On June 29, 2017, a shareholder derivative complaint captioned Barbara Sue Sklar Living Trust v. Sunrun Inc. et al., was filed in the United States District Court, Northern District of California, against the Company and certain of the Company’s directors and officers. The complaint generally alleges that the defendants violated Section 14(a) of the Exchange Act by making false or misleading statements in connection with public filings, including proxy statements, made between September 10, 2015 and May 3, 2017 regarding the number of customers who cancelled contracts after signing up for the Company’s home solar energy system. The Plaintiff seeks, among other things, damages in favor of the Company, certain corporate actions to purportedly improve the Company’s corporate governance, and an award of costs and expenses to the putative plaintiff stockholder, including attorneys’ fees. The Company believes that the claims are without merit and intends to defend itself vigorously. The case has been stayed pending the outcome of the federal court litigation matter described above.

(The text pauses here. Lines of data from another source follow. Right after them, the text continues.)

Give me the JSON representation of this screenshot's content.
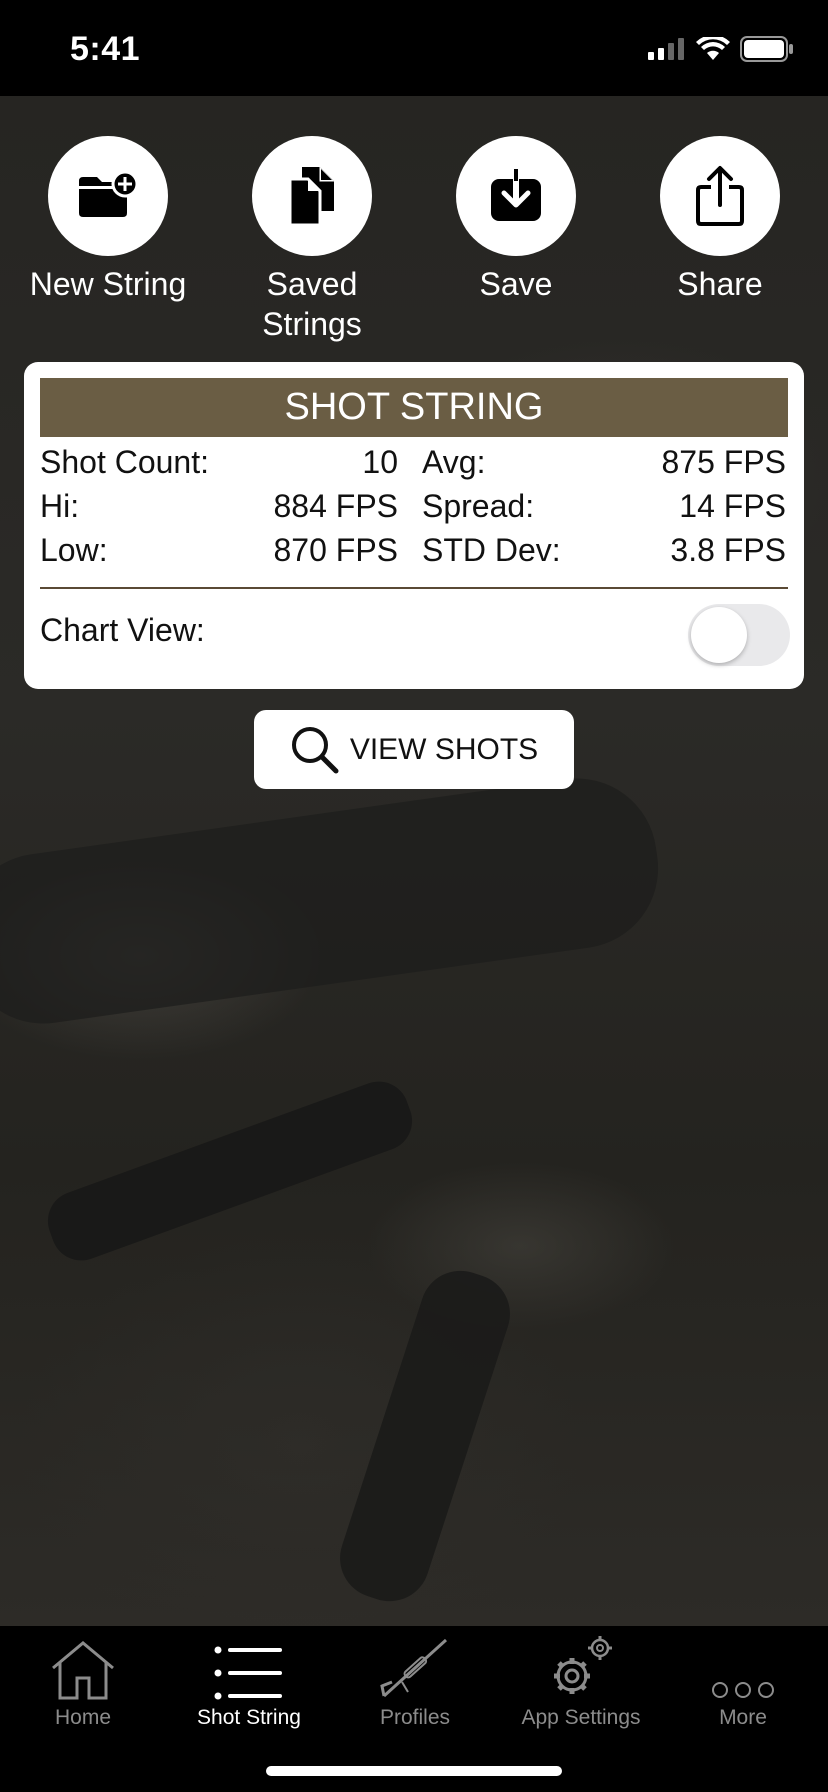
{
  "status": {
    "time": "5:41"
  },
  "actions": [
    {
      "label": "New String",
      "icon": "folder-plus-icon"
    },
    {
      "label": "Saved\nStrings",
      "icon": "documents-icon"
    },
    {
      "label": "Save",
      "icon": "save-download-icon"
    },
    {
      "label": "Share",
      "icon": "share-icon"
    }
  ],
  "card": {
    "title": "SHOT STRING",
    "stats": {
      "shot_count_label": "Shot Count:",
      "shot_count_value": "10",
      "avg_label": "Avg:",
      "avg_value": "875 FPS",
      "hi_label": "Hi:",
      "hi_value": "884 FPS",
      "spread_label": "Spread:",
      "spread_value": "14 FPS",
      "low_label": "Low:",
      "low_value": "870 FPS",
      "std_label": "STD Dev:",
      "std_value": "3.8 FPS"
    },
    "chart_view_label": "Chart View:",
    "chart_view_on": false
  },
  "view_shots": {
    "label": "VIEW SHOTS"
  },
  "tabs": [
    {
      "label": "Home",
      "active": false
    },
    {
      "label": "Shot String",
      "active": true
    },
    {
      "label": "Profiles",
      "active": false
    },
    {
      "label": "App Settings",
      "active": false
    },
    {
      "label": "More",
      "active": false
    }
  ],
  "colors": {
    "header_bg": "#6a5d44",
    "divider": "#5a4a35"
  }
}
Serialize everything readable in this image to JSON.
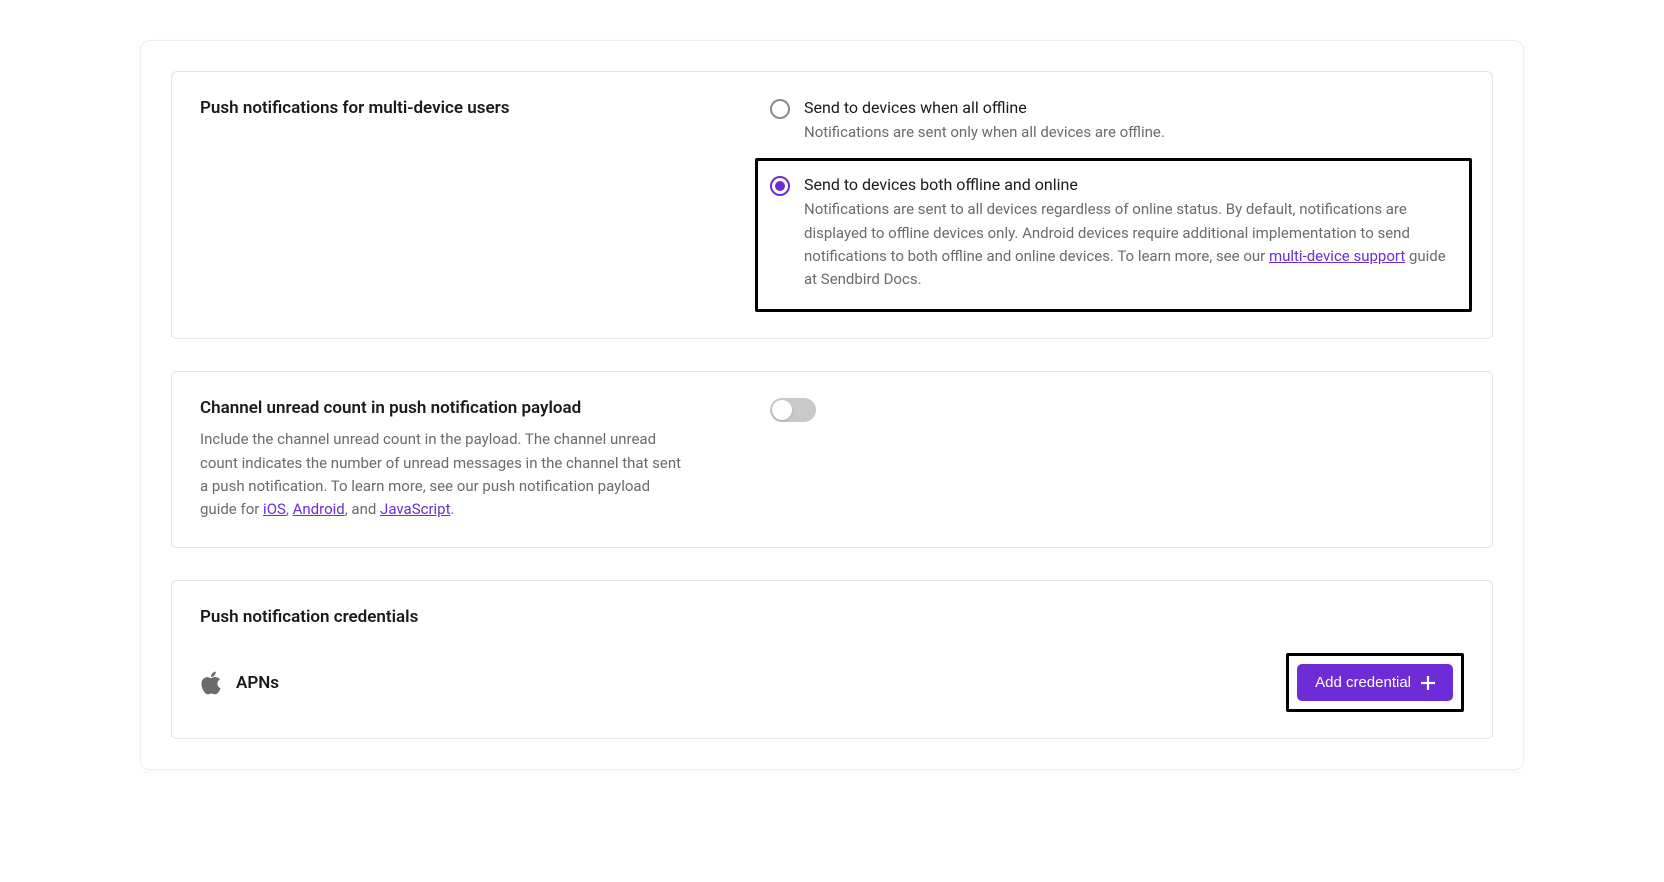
{
  "section1": {
    "title": "Push notifications for multi-device users",
    "option1": {
      "label": "Send to devices when all offline",
      "desc": "Notifications are sent only when all devices are offline."
    },
    "option2": {
      "label": "Send to devices both offline and online",
      "desc_pre": "Notifications are sent to all devices regardless of online status. By default, notifications are displayed to offline devices only. Android devices require additional implementation to send notifications to both offline and online devices. To learn more, see our ",
      "link": "multi-device support",
      "desc_post": " guide at Sendbird Docs."
    }
  },
  "section2": {
    "title": "Channel unread count in push notification payload",
    "desc_pre": "Include the channel unread count in the payload. The channel unread count indicates the number of unread messages in the channel that sent a push notification. To learn more, see our push notification payload guide for ",
    "link_ios": "iOS",
    "sep1": ", ",
    "link_android": "Android",
    "sep2": ", and ",
    "link_js": "JavaScript",
    "desc_post": "."
  },
  "section3": {
    "title": "Push notification credentials",
    "apns_label": "APNs",
    "button_label": "Add credential"
  }
}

On April 5, 2018, a stockholder derivative complaint captioned Leonard Olsen v. Sunrun Inc. et al., was filed in the United States District Court, District of Delaware, against the Company and certain of the Company’s directors and officers. The complaint generally alleges that the individual defendants breached their fiduciary duties and violated Section 14(a) of the Exchange Act by making false or misleading statements in connection with public filings, including proxy statements, made between September 16, 2015 and May 21, 2017 regarding the number of customers who canceled contracts after signing up for the Company's home-solar energy system. The Plaintiff seeks, among other things, damages in favor of the Company, equitable relief, and an award of costs and expenses to the putative plaintiff stockholder, including attorneys’ fees. The Company believes that the claims are without merit and intends to defend itself vigorously.